Simply put, the combination of the COVID 19 response efforts coupled with the Stop Movement restrictions had a cascading effect on training and maintaining the onward flow of RC mobilizing formations.
Exacerbating the challenge was the COVID-19 pandemic mitigation efforts. Specifically, there were considerations of unit integrity, Soldier health, and movement and isolation plans for anyone who tested positive or showed coronavirus symptoms.

“Each unit has to be treated as a separate cohort. We can’t intermingle cohorts,” Thomas explained. “If I have a unit that is 50 personnel and I have a 75-personnel barracks, I can’t put any other units in that barracks. You quickly utilize your available building areas because we have to maintain a cohort-controlled monitoring program that is necessary to get folks trained and validated safely. So that’s the first thing. Then it’s supply. We have the requirement to conduct temperature checks twice a day for every person on the ground at Fort Bliss. So that’s number two. And then the third planning consideration…is what to do when someone is displaying symptoms or when someone tests positive. That requires building space, which goes back into that capacity issue, and also requires resources to transport personnel. We have buildings allocated for both scenarios, for showing symptoms, and for those who test positive.”

Despite all these obstacles, the weeks of hard work paid off.

“It’s called crisis management,” Sanders said. “We provided strategic assets for the Army and were able to fix a strategic problem for the Army.”

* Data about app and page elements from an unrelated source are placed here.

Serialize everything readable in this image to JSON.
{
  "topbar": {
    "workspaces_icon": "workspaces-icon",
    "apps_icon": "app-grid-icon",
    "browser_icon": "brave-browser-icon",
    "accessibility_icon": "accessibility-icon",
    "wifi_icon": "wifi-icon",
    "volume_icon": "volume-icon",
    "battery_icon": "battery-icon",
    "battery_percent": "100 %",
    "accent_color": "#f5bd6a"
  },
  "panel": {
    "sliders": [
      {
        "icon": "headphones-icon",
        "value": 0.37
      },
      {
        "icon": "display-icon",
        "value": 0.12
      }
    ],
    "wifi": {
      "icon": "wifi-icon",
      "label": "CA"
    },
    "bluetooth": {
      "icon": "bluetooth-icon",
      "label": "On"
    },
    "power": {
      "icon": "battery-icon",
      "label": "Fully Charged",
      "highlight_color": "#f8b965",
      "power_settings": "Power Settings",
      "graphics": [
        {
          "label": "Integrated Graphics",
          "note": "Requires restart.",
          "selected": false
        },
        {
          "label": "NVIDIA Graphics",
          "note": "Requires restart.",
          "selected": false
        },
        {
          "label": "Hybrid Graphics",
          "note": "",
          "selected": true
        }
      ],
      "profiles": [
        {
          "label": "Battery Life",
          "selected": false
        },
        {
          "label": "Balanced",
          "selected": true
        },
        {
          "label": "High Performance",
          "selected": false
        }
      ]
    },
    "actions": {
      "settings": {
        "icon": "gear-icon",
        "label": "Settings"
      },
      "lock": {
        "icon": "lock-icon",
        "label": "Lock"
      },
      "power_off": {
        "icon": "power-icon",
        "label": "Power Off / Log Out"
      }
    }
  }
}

Ultimately, resolution of this mobilization backlog is a good example of how effective mission command, teamwork, and collaboration came together to resolve a critical problem and enables First Army to continue to train the Reserve Component formations for numerous critical combatant commanders requirements across the globe while simultaneously responding to the COVID 19 crisis.